For some individuals, practicing their religious faith can cause conflicts with their work schedule. To observe certain religious holidays or a weekly Sabbath day, a worker may need to request a day off from work or otherwise modify their work schedule. Some employees are denied paid leave in these circumstances.
Both federal and state anti-discrimination laws, including the New Jersey Law Against Discrimination, prohibit discrimination on the basis of one’s religion. Under these statutes, employers must make “reasonable” accommodations to allow employees time off for religious observances. As such, employers must make a bona-fide effort to accommodate the need of an employee to participate in certain religious observances.
Reasonable accommodations can include:

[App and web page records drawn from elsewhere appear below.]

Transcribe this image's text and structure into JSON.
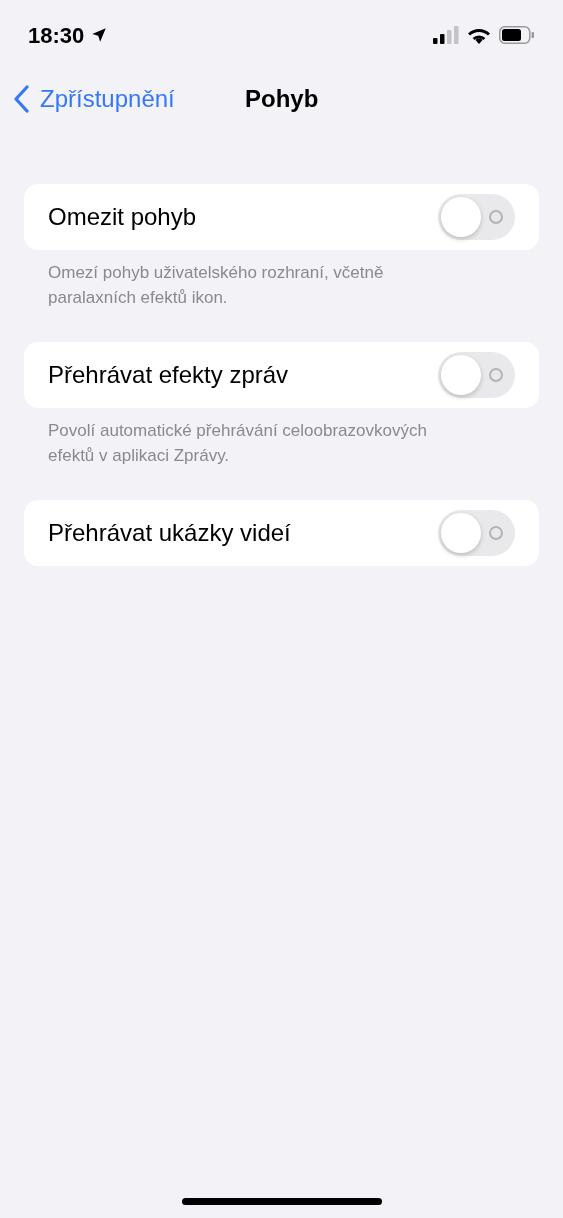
{
  "status_bar": {
    "time": "18:30"
  },
  "nav": {
    "back_label": "Zpřístupnění",
    "title": "Pohyb"
  },
  "groups": [
    {
      "label": "Omezit pohyb",
      "on": false,
      "footer": "Omezí pohyb uživatelského rozhraní, včetně paralaxních efektů ikon."
    },
    {
      "label": "Přehrávat efekty zpráv",
      "on": false,
      "footer": "Povolí automatické přehrávání celoobrazovkových efektů v aplikaci Zprávy."
    },
    {
      "label": "Přehrávat ukázky videí",
      "on": false
    }
  ]
}
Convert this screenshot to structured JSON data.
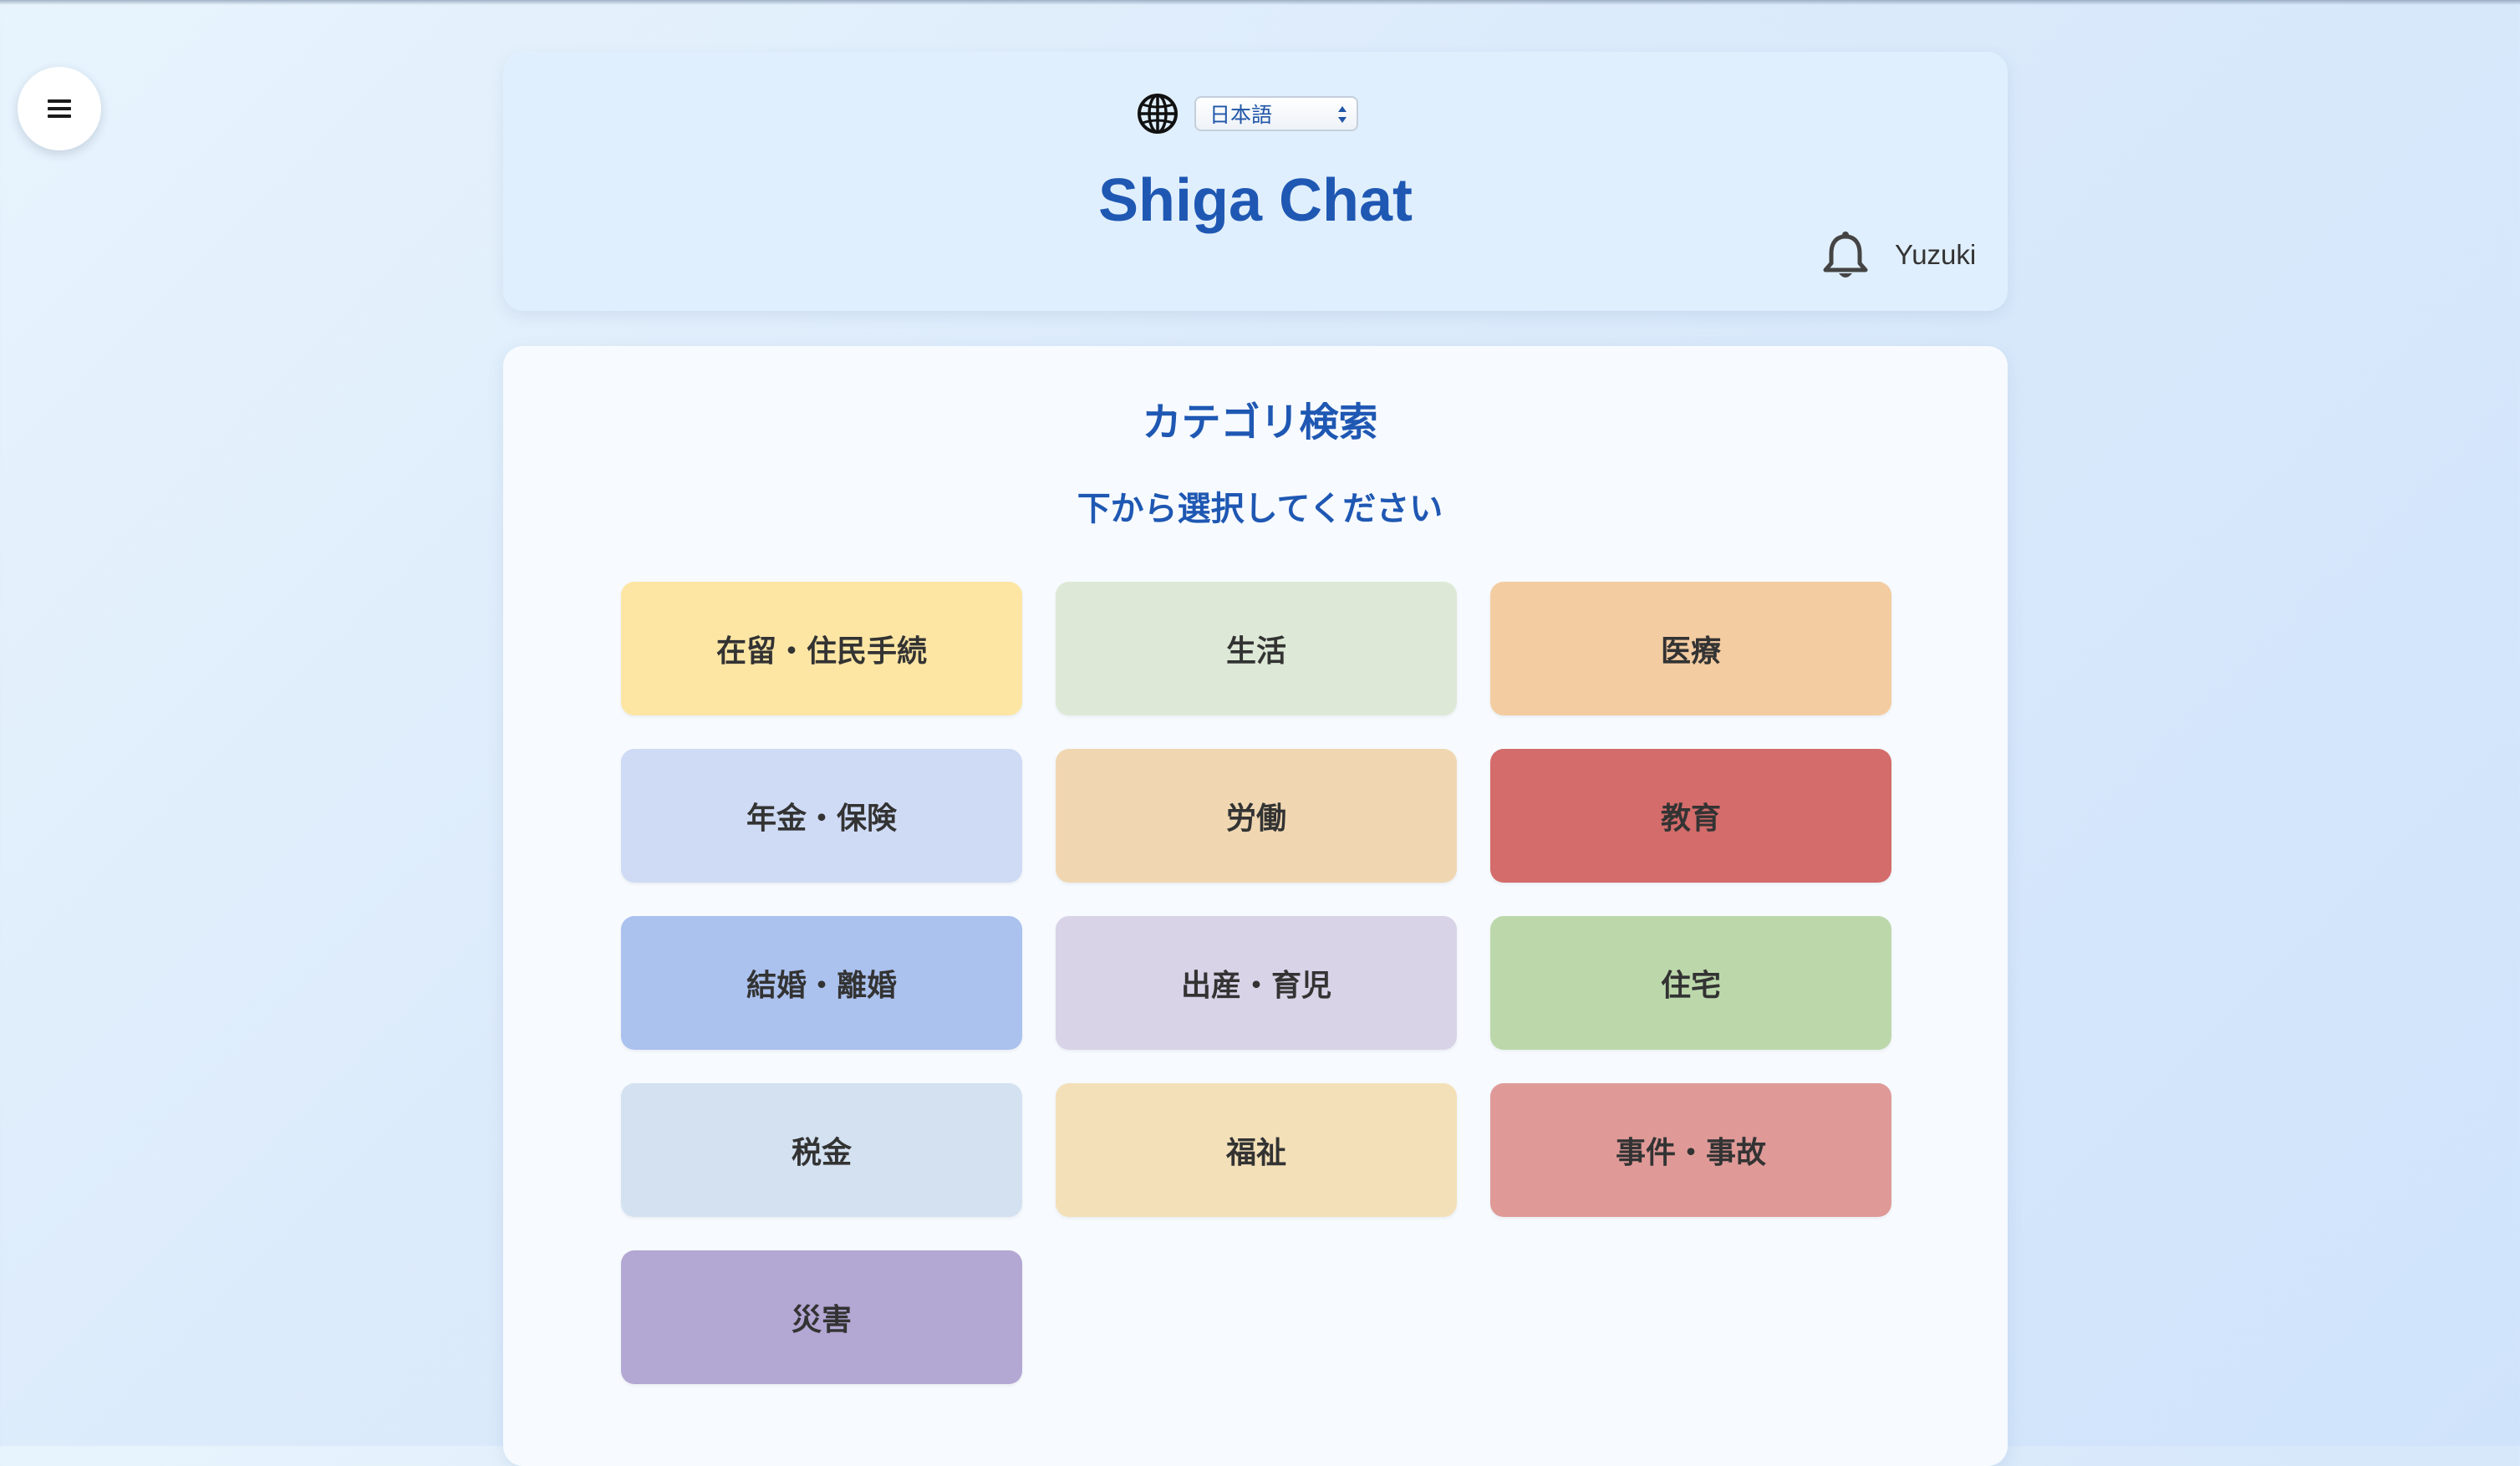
{
  "language_select": {
    "value": "日本語"
  },
  "header": {
    "title": "Shiga Chat",
    "username": "Yuzuki"
  },
  "category_search": {
    "title": "カテゴリ検索",
    "subtitle": "下から選択してください",
    "categories": [
      {
        "label": "在留・住民手続",
        "color": "#fde6a4"
      },
      {
        "label": "生活",
        "color": "#dde9d6"
      },
      {
        "label": "医療",
        "color": "#f3cca1"
      },
      {
        "label": "年金・保険",
        "color": "#cfdbf5"
      },
      {
        "label": "労働",
        "color": "#f0d7b2"
      },
      {
        "label": "教育",
        "color": "#d36c6a"
      },
      {
        "label": "結婚・離婚",
        "color": "#abc1ee"
      },
      {
        "label": "出産・育児",
        "color": "#d8d3e7"
      },
      {
        "label": "住宅",
        "color": "#bcd8ab"
      },
      {
        "label": "税金",
        "color": "#d4e1f1"
      },
      {
        "label": "福祉",
        "color": "#f3e0b8"
      },
      {
        "label": "事件・事故",
        "color": "#df9a98"
      },
      {
        "label": "災害",
        "color": "#b3a7d3"
      }
    ]
  },
  "icons": [
    "menu-icon",
    "globe-icon",
    "bell-icon",
    "select-arrows-icon"
  ],
  "colors": {
    "accent": "#1f58b3",
    "header_bg": "#e0effd",
    "card_bg": "#f7fbff"
  }
}
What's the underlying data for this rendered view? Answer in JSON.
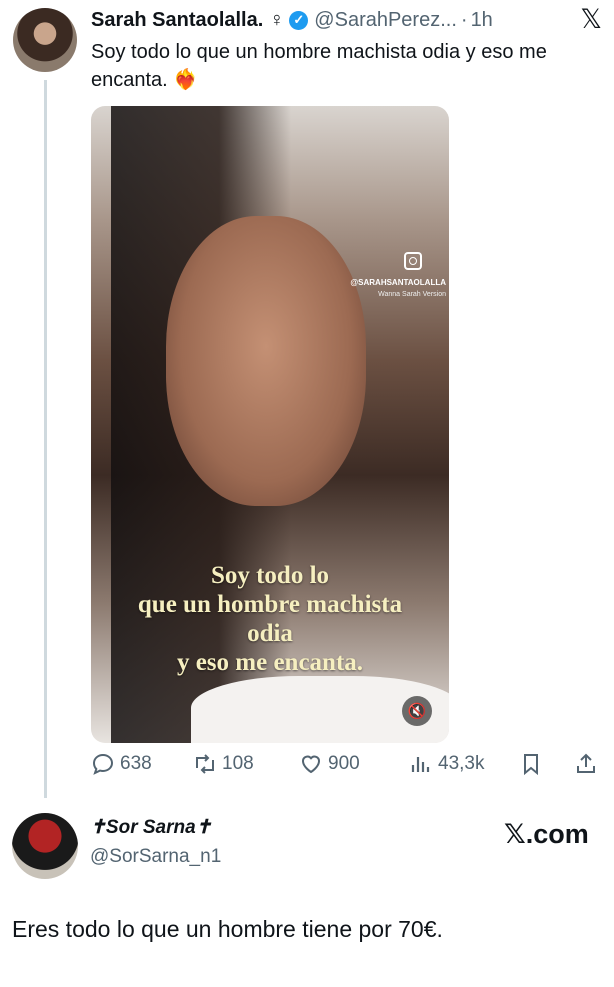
{
  "tweet": {
    "author_name": "Sarah Santaolalla.",
    "gender_symbol": "♀",
    "handle": "@SarahPerez...",
    "separator": "·",
    "time": "1h",
    "text": "Soy todo lo que un hombre machista odia y eso me encanta.",
    "emoji": "❤️‍🔥",
    "media": {
      "watermark_handle": "@SARAHSANTAOLALLA",
      "watermark_sub": "Wanna Sarah Version",
      "caption_lines": [
        "Soy todo lo",
        "que un hombre machista",
        "odia",
        "y eso me encanta."
      ]
    }
  },
  "actions": {
    "replies": "638",
    "retweets": "108",
    "likes": "900",
    "views": "43,3k"
  },
  "reply": {
    "author_name": "✝Sor Sarna✝",
    "handle": "@SorSarna_n1",
    "x_prefix": "𝕏",
    "site": ".com",
    "text": "Eres todo lo que un hombre tiene por 70€."
  },
  "colors": {
    "verified": "#1d9bf0",
    "muted_text": "#536471",
    "thread_line": "#cfd9de",
    "caption": "#f6efc0"
  },
  "icons": [
    "verified-badge-icon",
    "x-logo-icon",
    "reply-icon",
    "retweet-icon",
    "like-icon",
    "views-icon",
    "bookmark-icon",
    "share-icon",
    "mute-icon",
    "instagram-icon"
  ]
}
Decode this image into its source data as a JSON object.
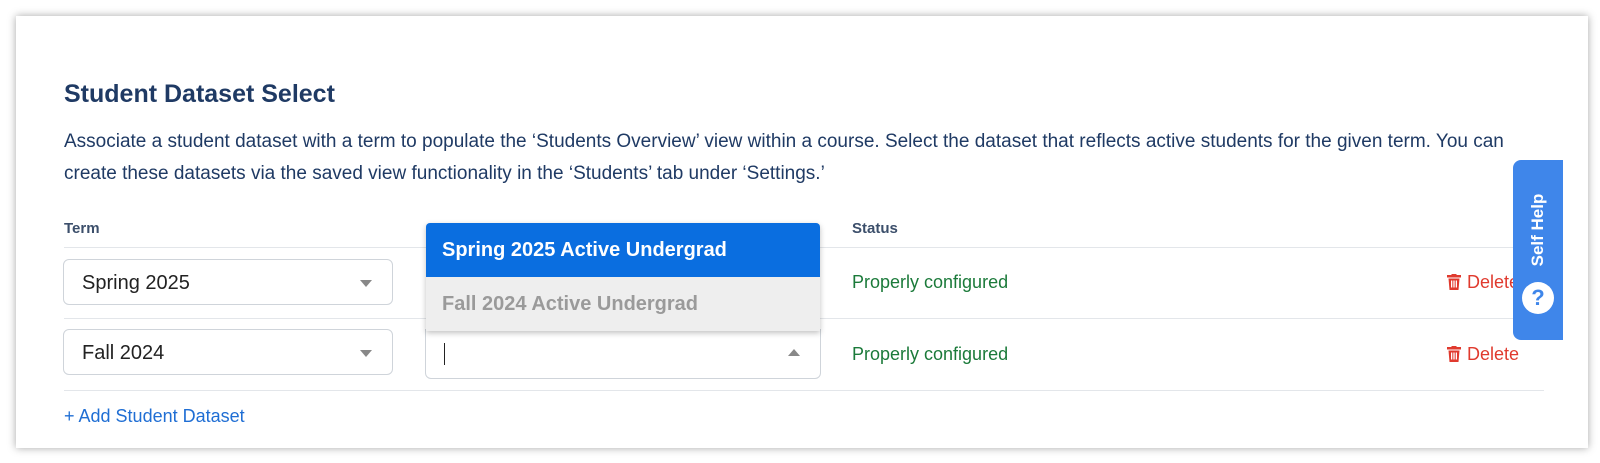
{
  "section": {
    "title": "Student Dataset Select",
    "description": "Associate a student dataset with a term to populate the ‘Students Overview’ view within a course. Select the dataset that reflects active students for the given term. You can create these datasets via the saved view functionality in the ‘Students’ tab under ‘Settings.’"
  },
  "table": {
    "headers": {
      "term": "Term",
      "status": "Status"
    },
    "rows": [
      {
        "term": "Spring 2025",
        "status": "Properly configured",
        "delete": "Delete"
      },
      {
        "term": "Fall 2024",
        "dataset": "",
        "status": "Properly configured",
        "delete": "Delete"
      }
    ]
  },
  "dropdown": {
    "options": [
      "Spring 2025 Active Undergrad",
      "Fall 2024 Active Undergrad"
    ],
    "highlighted": "Spring 2025 Active Undergrad"
  },
  "add_link": "+ Add Student Dataset",
  "help": {
    "label": "Self Help",
    "icon": "?"
  },
  "colors": {
    "accent": "#0a6ee0",
    "status_ok": "#1b7a3a",
    "danger": "#e03a2e",
    "title": "#1f3a64",
    "help_tab": "#3f86ea"
  },
  "icons": {
    "trash": "trash-icon",
    "caret": "chevron-down-icon",
    "help": "question-icon"
  }
}
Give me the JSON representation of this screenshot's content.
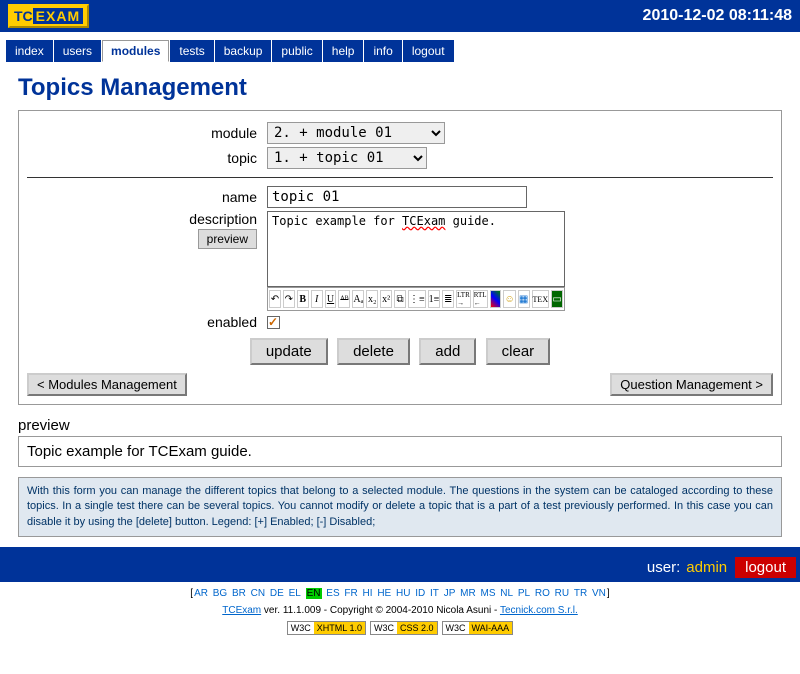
{
  "header": {
    "timestamp": "2010-12-02 08:11:48",
    "logo_prefix": "TC",
    "logo_text": "EXAM"
  },
  "nav": [
    "index",
    "users",
    "modules",
    "tests",
    "backup",
    "public",
    "help",
    "info",
    "logout"
  ],
  "nav_active": 2,
  "page_title": "Topics Management",
  "labels": {
    "module": "module",
    "topic": "topic",
    "name": "name",
    "description": "description",
    "preview_btn": "preview",
    "enabled": "enabled"
  },
  "fields": {
    "module": "2. + module 01",
    "topic": "1. + topic 01",
    "name": "topic 01",
    "description_pre": "Topic example for ",
    "description_err": "TCExam",
    "description_post": " guide."
  },
  "actions": {
    "update": "update",
    "delete": "delete",
    "add": "add",
    "clear": "clear"
  },
  "nav_buttons": {
    "prev": "< Modules Management",
    "next": "Question Management >"
  },
  "preview": {
    "label": "preview",
    "text": "Topic example for TCExam guide."
  },
  "help": "With this form you can manage the different topics that belong to a selected module. The questions in the system can be cataloged according to these topics. In a single test there can be several topics. You cannot modify or delete a topic that is a part of a test previously performed. In this case you can disable it by using the [delete] button. Legend: [+] Enabled; [-] Disabled;",
  "footer": {
    "user_label": "user:",
    "user": "admin",
    "logout": "logout",
    "langs": [
      "AR",
      "BG",
      "BR",
      "CN",
      "DE",
      "EL",
      "EN",
      "ES",
      "FR",
      "HI",
      "HE",
      "HU",
      "ID",
      "IT",
      "JP",
      "MR",
      "MS",
      "NL",
      "PL",
      "RO",
      "RU",
      "TR",
      "VN"
    ],
    "lang_active": "EN",
    "copyright_app": "TCExam",
    "copyright_text": " ver. 11.1.009 - Copyright © 2004-2010 Nicola Asuni - ",
    "copyright_link": "Tecnick.com S.r.l.",
    "badges": [
      [
        "W3C",
        "XHTML 1.0"
      ],
      [
        "W3C",
        "CSS 2.0"
      ],
      [
        "W3C",
        "WAI-AAA"
      ]
    ]
  }
}
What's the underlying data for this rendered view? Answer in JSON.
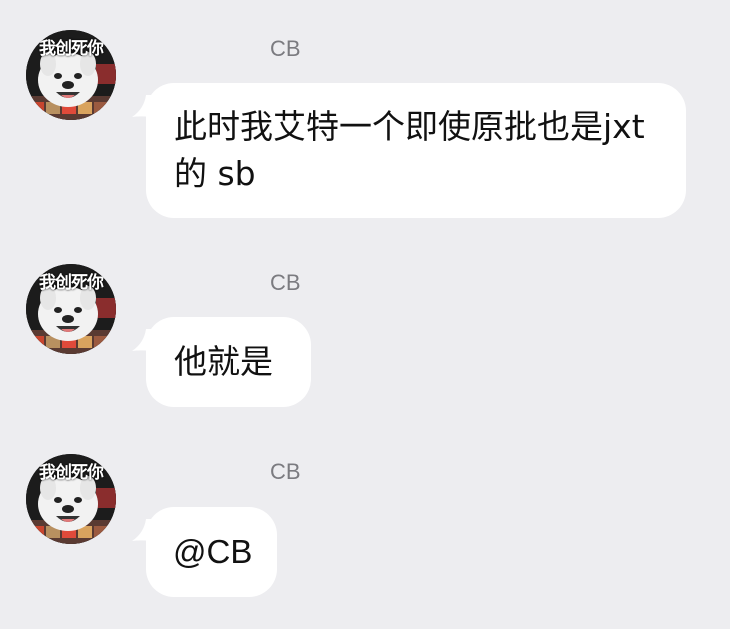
{
  "messages": [
    {
      "sender": "CB",
      "avatar_caption": "我创死你",
      "text": "此时我艾特一个即使原批也是jxt的 sb"
    },
    {
      "sender": "CB",
      "avatar_caption": "我创死你",
      "text": "他就是"
    },
    {
      "sender": "CB",
      "avatar_caption": "我创死你",
      "text": "@CB"
    }
  ],
  "colors": {
    "background": "#ededf0",
    "bubble": "#ffffff",
    "sender_name": "#7b7b80"
  }
}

- Granting an employee additional vacation or paid leave
- Allowing an employee to modify their work schedule to work later or earlier hours
- Allowing employees to switch shifts
- Allowing an employee to take unpaid leave
- Allowing an employee to exhaust paid leave, including accrued vacation time
In many cases, courts have found employees are not necessarily entitled to use their vacation pay or other types of paid leave as their religious accommodation. Workers may be allowed to take unpaid leave instead.
Employers are not obligated to honor every religious accommodation request. When accommodating an employee would result in undue hardship, courts will find there is no obligation to honor the request. Courts determine if undue hardship is present through consideration of the unique facts of each case. Federal courts use a standard that favors employers by defining undue hardship broadly to include any accommodation placing more than a minimal burden on the employer. Accommodations resulting in the need to hire other labor or a decrease in productivity will be found to produce undue hardship.
In contrast, New Jersey state courts strongly limit the meaning of undue hardship to include only accommodations requiring “unreasonable expense or difficulty” on the part of the employer. To satisfy the definition of undue hardship, the employer must prove the requested accommodation would unreasonably interfere “with the safety or efficient operation of the workplace.”
State vs. Private Employers
Individuals working for state employers cannot be forced to work on the eleven legal state holidays, which include Good Friday and Christmas. New Jersey state employees also do not have to work on Saturdays after noon or on Sundays. Private employers do not have to provide any paid days off for holidays. There is also no requirement forcing private employers to allow employees to take holidays off with or without pay.
Mount Laurel Employment Lawyers at The Law Offices of Leo B. Dubler III, LLC Protect the Rights of Employees Throughout New Jersey
If your employer has illegally denied a request for time off to observe a religious holiday, you may be entitled to compensation. Schedule a free consultation with an experienced Mount Laurel employment lawyer at The Law Offices of Leo B. Dubler III, LLC today by calling 856-235-7075 or submit an online inquiry form. From our offices in Atlantic City and Mount Laurel, we assist clients across South Jersey, including the areas of Cherry Hill, Camden County, and Burlington County, New Jersey.